Showdown in the DNA Corral

The completion of the human genome sequence, announced last week, promises to usher in a new age of biology. In these FAQs, we discuss how the genome promises drugs targeted to individual DNA; early warnings of diseases our genes put us at risk for; a deeper understanding of human evolution...

You mean the public consortium, financed by the U.S. government and Britain's Wellcome Trust, or Celera, which announced in 1998 that it would reach the finish line first? But both sides denied it was a race.

Well, the public project had sequenced less than 5 percent of the genome when Celera leaped in. Celera's J. Craig Venter said he'd finish in less than three years, which lit a fire under his rivals. But, most important, Venter also said he would do it through a faster, cheaper method called whole-genome shotgun sequencing. His claim last week to have done so "is completely false," says John McPherson of Washington University, a leader of the public project. It looks like Celera could not assemble the full genome sequence through shotgunning alone. Instead, it had to use the public consortium's "maps," which Celera had derided as wasteful, expensive and slow. Says one scientist in the public project, "The shotgun did not work." And since Celera used public-project data, to critics it seems as if the company crossed the finish line only because it attached a tow rope to the race car in front of it.

What a sense of humor you have. Venter says he "shouldn't even dignify [the criticism] with a response." But he does. The shotgun method "works spectacularly," he says, "increasing sequencing speeds by an order of magnitude." He concedes, though, that "we used all the information we could find"--meaning data from the public project--"to validate our construction and align the pieces [of genome sequence] on the right chromosomes."

Because, innocent friend, the public project's scientists, led by Francis Collins, feel they "had to put up with three years of this crap, being told that Celera was going to do it faster and better," as one said.

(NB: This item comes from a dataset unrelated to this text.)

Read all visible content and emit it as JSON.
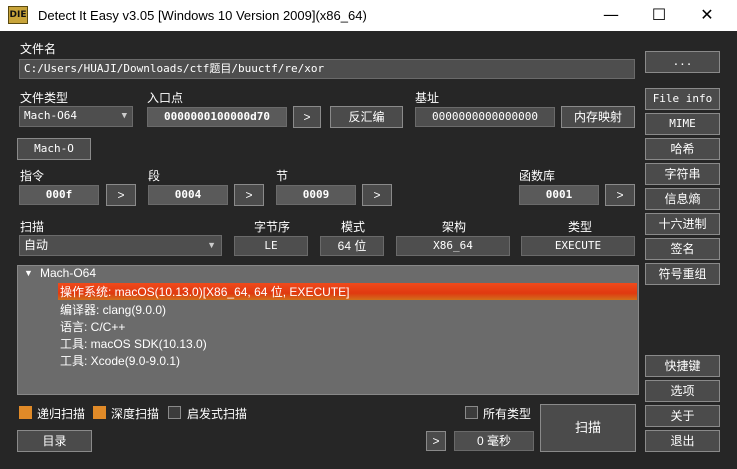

Celera, on the other hand, feels "our critics will never be happy as long as anything we're doing is successful," Venter says.

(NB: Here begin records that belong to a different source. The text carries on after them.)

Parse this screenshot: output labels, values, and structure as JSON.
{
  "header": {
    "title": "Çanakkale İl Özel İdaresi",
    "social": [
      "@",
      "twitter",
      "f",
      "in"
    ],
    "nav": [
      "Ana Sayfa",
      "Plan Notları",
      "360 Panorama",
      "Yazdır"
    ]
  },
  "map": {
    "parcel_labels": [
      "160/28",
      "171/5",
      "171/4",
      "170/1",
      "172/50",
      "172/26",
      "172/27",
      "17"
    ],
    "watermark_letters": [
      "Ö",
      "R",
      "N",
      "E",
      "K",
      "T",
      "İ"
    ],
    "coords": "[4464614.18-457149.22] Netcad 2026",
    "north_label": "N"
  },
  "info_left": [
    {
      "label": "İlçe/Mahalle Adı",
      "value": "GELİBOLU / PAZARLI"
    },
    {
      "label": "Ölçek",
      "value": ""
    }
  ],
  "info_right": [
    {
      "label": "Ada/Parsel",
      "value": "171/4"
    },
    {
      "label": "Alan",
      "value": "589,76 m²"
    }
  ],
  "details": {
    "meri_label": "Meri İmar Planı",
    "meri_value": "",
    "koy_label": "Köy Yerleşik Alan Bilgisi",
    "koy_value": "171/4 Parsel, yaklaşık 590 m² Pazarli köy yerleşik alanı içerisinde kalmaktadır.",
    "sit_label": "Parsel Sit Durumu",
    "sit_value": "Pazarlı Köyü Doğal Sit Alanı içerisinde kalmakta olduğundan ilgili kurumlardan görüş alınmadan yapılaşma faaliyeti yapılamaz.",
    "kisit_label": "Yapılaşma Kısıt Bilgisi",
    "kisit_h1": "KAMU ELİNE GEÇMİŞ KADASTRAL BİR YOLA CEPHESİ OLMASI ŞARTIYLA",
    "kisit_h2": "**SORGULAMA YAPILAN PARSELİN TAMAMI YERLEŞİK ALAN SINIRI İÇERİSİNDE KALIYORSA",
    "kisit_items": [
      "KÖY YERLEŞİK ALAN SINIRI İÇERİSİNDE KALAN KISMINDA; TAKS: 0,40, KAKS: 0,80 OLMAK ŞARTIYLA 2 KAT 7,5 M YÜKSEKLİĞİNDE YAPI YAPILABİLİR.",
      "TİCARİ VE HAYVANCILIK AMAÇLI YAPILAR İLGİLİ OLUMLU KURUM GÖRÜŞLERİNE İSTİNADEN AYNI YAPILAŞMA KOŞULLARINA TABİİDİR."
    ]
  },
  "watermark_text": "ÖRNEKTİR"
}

It's not that complicated. Celera shreds the entire genome--all 3.2 billion chemical letters. Think of it as shredding a 23-volume encyclopedia. Sequencing machines determine the order of the chemicals (denoted A, T, C or G) in each fragment, but the machine can't sequence anything much longer than 500 letters. So you sequence one fragment of 500 or so, then another and another. The result is what Eric Lander of the Whitehead Institute calls "tossed genome salad: you don't know what order [each batch of 500 letters] goes in." It's like knowing the letters in the words in isolated sentences of your encyclopedia, but having no idea what order the pages go in. Venter thought his computers and algorithms would assemble the fragments correctly. But Celera had to resort to the public project's maps for that.

It's sort of a way to keep track of which page of the encyclopedia your letters came from. Instead of having one pile of millions of shredded fragments, you have many piles, with fewer fragments. That makes assembling it all in the correct order easier. So, to oversimplify, if you see a fragment that ends with "many-lettersATTGCTTTGG," and another that begins with "ATTGCTTTGGmoreletters," they probably overlap. The assembled stretch is "manylettersATTGCTTTGGmoreletters."

So why doesn't that work with the zillions of fragments that the shotgun gives you?

Because the human genome is about 50 percent repetitive. If you have hundreds of those ATTGCTTTGGs, it's tough to figure what overlaps with what. "So many parts of the genome look exactly alike, there's a real risk of sticking wrong parts together," says McPherson. Celera may have the last laugh, though: in just three days, more than 1 million users accessed its genome assembly. Although some looks are free, other uses cost upwards of $15,000 a year.